"We'd hoped to attract a fan base that included families, women and the core basketball fan who might be in withdrawal after the end of the NBA season," says Ackerman. "We guessed right about who we'd attract, but we underestimated their number. And we didn't expect the intensity of the attraction."
One such fan, Lydia Varela of Phoenix, is a grandmother who had never before followed pro sports but didn't miss a Mercury game all season. "Everything has always been about men," she said as she waited in line at Thursday's game to have a temporary tattoo of a Mercury logo affixed to her cheek. "Now it's about women, and it's wonderful."
There's a whiff of Leninism in the way the WNBA assigned top players to particular teams and paid out insultingly low, take-it-or-leave-it salaries (average: $35,000). But the league's every other step has been to a drumbeat pounded out by Adam Smith. Relentless marketing and promotion, and creative deals with the league's three TV network partners, have resulted in universal recognition of We Got Next, the WNBA's signature catch-phrase, as well as in brisk sales of team and league merchandise.
To be sure, the WNBA wasn't free of all of pro sports' unpleasantnesses. Two coaches (the Los Angeles Sparks' Linda Sharp and the Sacramento Monarchs' Mary Murphy) were fired, and several players were fined. At least one player worries that, paradoxically, success may sully the purity of purpose that accounts for the WNBAs appeal. "We sustained ourselves for years just on our love of the game," says Liberty forward Sue Wicks, a 30-year-old veteran of nine vagabonding seasons overseas. "We still have that love, and that's what the fans are connecting with.
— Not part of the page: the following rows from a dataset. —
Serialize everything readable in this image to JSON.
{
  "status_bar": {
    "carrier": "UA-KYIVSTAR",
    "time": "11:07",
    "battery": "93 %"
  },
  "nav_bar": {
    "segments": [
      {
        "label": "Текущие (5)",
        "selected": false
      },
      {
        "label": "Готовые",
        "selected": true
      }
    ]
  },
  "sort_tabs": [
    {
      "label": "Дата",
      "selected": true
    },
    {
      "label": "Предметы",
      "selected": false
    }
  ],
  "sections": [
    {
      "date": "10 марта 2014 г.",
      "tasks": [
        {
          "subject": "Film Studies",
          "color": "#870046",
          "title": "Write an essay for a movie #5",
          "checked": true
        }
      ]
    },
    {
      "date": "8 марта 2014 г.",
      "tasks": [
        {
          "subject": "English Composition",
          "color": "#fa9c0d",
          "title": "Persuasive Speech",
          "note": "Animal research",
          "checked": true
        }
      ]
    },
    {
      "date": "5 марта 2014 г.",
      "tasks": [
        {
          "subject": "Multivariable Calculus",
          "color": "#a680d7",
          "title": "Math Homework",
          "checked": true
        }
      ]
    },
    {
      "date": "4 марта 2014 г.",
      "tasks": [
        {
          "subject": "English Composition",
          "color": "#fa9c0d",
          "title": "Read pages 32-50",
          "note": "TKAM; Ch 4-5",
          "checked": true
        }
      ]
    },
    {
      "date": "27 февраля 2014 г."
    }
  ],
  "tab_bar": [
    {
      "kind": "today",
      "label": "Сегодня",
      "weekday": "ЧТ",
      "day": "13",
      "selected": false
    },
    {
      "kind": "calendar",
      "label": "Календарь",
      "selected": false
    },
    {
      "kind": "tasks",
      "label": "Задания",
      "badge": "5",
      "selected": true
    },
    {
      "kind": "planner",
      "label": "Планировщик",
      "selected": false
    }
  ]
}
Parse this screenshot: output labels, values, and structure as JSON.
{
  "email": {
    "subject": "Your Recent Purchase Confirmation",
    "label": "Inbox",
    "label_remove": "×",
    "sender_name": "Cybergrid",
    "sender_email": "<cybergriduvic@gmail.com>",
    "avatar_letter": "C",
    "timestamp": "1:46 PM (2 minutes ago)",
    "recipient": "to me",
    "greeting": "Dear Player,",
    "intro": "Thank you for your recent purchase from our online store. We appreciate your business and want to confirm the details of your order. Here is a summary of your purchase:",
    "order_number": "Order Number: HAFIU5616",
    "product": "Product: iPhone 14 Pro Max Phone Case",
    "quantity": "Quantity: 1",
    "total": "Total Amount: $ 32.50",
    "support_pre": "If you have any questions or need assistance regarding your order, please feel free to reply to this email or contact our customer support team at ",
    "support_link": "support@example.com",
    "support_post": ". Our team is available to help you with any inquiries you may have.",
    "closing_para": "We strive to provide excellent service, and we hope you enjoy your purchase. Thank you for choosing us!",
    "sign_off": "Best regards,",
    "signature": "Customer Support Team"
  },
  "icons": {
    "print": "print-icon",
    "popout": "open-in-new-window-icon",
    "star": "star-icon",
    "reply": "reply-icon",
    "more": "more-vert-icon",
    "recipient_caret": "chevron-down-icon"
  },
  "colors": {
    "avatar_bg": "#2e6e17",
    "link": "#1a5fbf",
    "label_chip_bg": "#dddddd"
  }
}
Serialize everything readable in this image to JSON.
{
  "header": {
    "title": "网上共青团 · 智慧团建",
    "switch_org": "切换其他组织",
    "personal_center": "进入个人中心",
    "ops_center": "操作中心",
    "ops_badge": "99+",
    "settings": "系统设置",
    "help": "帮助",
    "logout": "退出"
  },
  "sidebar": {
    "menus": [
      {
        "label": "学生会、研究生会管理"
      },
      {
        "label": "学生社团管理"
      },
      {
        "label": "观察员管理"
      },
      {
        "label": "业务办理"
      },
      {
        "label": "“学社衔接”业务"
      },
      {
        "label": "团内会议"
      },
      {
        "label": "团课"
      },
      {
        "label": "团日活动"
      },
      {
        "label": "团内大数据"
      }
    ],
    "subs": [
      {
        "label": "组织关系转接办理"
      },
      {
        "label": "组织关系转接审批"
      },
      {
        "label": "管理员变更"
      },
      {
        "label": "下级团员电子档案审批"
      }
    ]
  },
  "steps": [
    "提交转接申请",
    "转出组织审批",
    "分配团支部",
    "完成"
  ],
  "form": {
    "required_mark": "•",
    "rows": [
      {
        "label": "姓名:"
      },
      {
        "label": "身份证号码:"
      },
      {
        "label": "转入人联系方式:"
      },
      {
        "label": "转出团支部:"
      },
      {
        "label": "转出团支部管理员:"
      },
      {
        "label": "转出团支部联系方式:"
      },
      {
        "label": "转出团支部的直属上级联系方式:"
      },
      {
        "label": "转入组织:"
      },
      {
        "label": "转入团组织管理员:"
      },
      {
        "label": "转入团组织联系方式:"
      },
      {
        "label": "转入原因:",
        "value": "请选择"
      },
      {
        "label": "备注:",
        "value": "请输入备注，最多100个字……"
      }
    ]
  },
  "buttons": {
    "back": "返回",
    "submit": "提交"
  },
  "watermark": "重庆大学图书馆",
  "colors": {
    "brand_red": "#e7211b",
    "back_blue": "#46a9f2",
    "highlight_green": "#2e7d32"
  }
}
But now we're getting a sample of what it's like being a male pro athlete, and eventually we might take all this for granted. We might stop playing defense because scoring points is how you make the Ail-Star team, or stop diving for loose balls because by prolonging your career you can make more money."